After taking the throne, Hezekiah wastes no time in re-establishing the worship of God among God’s people (2 Chronicles 29:3). But, as the reader knows far too well, the hope of this moment was threatened by the menacing clouds upon their horizon. In chapter 32, Assyria, the world superpower (the one who had completely taken the northern kingdom into captivity), invaded Judah. This would be a no-contest overthrowing of the relatively small kingdom of Judah. The Assyrian forces greatly outnumbered Israel. So clear was the victory, Sennacherib (King of Assyria) sought to conquer without even engaging in battle.
Sennacherib sought to deflate the people’s morale. He came to Jerusalem and surrounded the city. From outside the city (and through letters delivered within) he made grand statements – seeking to dishearten the people from following Hezekiah (see 2 Chronicles 32:9-19). In fact, Sennacherib, on threat of attack, essentially invited the people of Judah to simply give him allegiance and turn against Hezekiah and Hezekiah’s God.
His argument (which was even delivered in the Hebrew language to his Hebrew audience) was sound. Up to this point, there had been no kingdom who had been able to stand against Assyria. His argument was augmented by the clear Assyrian victory over their northern neighbors, Israel. All the while, Sennacherib enticed the people to turn against Hezekiah, their ‘impotent’ king. This was intense propaganda pumped directly into the ears of the people of Jerusalem (read it yourself in 2 Chronicles 32:10-19).

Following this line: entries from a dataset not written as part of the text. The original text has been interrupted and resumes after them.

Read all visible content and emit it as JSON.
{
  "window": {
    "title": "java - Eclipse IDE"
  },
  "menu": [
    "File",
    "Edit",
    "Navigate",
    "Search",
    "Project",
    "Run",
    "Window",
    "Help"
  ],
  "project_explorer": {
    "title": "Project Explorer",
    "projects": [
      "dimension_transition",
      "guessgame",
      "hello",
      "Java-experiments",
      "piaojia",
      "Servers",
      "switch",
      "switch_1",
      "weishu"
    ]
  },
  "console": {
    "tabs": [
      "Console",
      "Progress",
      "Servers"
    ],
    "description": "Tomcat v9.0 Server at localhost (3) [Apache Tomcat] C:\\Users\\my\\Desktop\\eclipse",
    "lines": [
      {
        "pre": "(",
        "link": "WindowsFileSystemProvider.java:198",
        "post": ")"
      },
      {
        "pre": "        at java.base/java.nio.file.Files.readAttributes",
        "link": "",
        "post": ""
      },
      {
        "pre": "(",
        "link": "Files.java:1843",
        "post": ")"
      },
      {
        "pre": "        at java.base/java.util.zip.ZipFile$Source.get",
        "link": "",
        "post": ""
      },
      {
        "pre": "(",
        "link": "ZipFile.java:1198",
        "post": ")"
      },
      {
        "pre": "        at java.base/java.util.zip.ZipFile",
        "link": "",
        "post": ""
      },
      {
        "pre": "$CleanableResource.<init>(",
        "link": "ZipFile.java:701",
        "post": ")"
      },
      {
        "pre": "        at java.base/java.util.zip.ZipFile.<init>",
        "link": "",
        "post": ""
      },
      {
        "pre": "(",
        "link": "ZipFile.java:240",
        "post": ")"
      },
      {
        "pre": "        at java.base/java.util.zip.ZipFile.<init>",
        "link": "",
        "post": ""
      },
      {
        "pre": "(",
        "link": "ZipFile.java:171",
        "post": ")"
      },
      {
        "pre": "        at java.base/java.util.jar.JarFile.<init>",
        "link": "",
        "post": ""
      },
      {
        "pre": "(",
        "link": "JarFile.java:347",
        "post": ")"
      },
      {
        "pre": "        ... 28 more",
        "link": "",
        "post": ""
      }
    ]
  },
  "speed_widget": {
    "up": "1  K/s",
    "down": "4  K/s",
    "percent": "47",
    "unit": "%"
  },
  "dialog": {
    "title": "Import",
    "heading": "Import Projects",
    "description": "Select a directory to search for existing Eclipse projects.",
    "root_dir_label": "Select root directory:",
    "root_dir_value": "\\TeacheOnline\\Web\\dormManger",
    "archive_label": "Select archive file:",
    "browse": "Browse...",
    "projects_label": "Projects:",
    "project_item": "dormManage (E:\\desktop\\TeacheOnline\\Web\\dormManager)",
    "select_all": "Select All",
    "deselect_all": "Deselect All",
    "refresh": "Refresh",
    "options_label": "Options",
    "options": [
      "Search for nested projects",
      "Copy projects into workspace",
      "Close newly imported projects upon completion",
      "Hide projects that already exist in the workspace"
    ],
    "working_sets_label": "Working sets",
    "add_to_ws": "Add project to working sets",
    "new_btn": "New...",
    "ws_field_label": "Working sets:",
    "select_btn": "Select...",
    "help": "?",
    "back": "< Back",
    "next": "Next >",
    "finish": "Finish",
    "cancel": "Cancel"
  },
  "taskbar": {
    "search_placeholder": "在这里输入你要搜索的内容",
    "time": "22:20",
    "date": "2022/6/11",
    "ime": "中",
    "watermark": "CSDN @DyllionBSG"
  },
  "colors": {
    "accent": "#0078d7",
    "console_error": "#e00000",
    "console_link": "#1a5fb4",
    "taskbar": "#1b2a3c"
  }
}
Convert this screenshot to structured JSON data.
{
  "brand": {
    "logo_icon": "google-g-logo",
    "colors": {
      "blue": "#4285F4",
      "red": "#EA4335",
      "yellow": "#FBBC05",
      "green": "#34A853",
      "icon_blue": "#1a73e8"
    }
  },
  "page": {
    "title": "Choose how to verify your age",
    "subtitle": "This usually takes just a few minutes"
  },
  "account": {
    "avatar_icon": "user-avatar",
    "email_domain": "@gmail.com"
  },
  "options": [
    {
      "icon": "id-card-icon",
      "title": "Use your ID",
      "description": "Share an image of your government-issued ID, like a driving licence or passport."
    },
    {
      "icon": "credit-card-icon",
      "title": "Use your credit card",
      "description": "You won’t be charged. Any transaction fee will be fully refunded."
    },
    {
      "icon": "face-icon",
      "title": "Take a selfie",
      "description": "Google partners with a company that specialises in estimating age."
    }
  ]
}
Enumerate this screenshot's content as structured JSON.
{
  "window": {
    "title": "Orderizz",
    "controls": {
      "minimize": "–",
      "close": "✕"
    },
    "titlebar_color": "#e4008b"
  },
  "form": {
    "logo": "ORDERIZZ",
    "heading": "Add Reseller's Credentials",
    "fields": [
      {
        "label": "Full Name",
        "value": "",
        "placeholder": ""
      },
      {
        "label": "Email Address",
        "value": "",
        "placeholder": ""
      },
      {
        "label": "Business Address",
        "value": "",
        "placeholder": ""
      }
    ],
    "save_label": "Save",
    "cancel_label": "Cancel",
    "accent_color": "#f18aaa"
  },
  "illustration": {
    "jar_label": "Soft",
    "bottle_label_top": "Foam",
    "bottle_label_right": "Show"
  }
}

What would King Hezekiah do? What would be the Kingly thing to do?
What was King Hezekiah’s chief problem? The people were potentially being divided against him. He may have had treachery literally knocking at his door. Defectors were a real possibility. Before anything else, Hezekiah needed to unite the people of God. He needed them to remain loyal to God, to one another and to him. He needed God’s people to remain steady and untied (sounds a lot like what the church needs today).
How could he lift the people’s morale? How could he unite the people?
Scripture tells us that he gathered the people together and implored them to remain united! He proclaimed, ‘stand together’ and ‘in spite of the evil around us, don’t stop loving each other!’ He sought to unite God’s people by telling them how important it is that they be ‘united!’
Right? Nope (please re-read the last paragraph in your best sarcastic tone). He did not address the people at all (read it for yourself – in 2 Chronicles 32:20ff).
King Hezekiah turned to the only one who could actually hold the people together. He turned to the Lord (he behaved according to what his name implies “the Lord is my strength”).
For king Hezekiah, strength and unity could come only from God almighty. Any other help and unity would be superficial.
The same is true for any division, foe or pandemic.
The hollow logic of the world surmises that the solution to sin is to tell the sinner to stop sinning. Hezekiah’s plight was so dire that his only hope was to cry out to God. To the great astonishment of the world, our God, in Himself, answered the cry (v 21). Like Judah, our hope is not found within us (together or separate). Our hope is found in Jesus Christ. Indeed, Jesus Christ is who actually saves and unites us. Like Hezekiah, even Jesus prayed for our unity (John 17). But unlike Hezekiah, Jesus was the answer to His own plea, and He allowed Himself to be divided and torn – that we might be whole.
If you are a follower of Jesus Christ, turn to the only one who can change hearts, and cry out for healing in this land. If you are not a follower of Jesus Christ, turn to Him. He alone is our hope. We’ve been given the Great High Priest Jesus Christ who is currently interceding on our behalf today. Call out to Him.
When that happens, though the dark clouds roll in, we can proclaim with Hezekiah, “So the Lord saved Hezekiah and the inhabitants of Jerusalem from the hand of Sennacherib king of Assyria and from the hand of all his enemies!”
United in the Body of Christ Jesus,
Pastor Tony Minell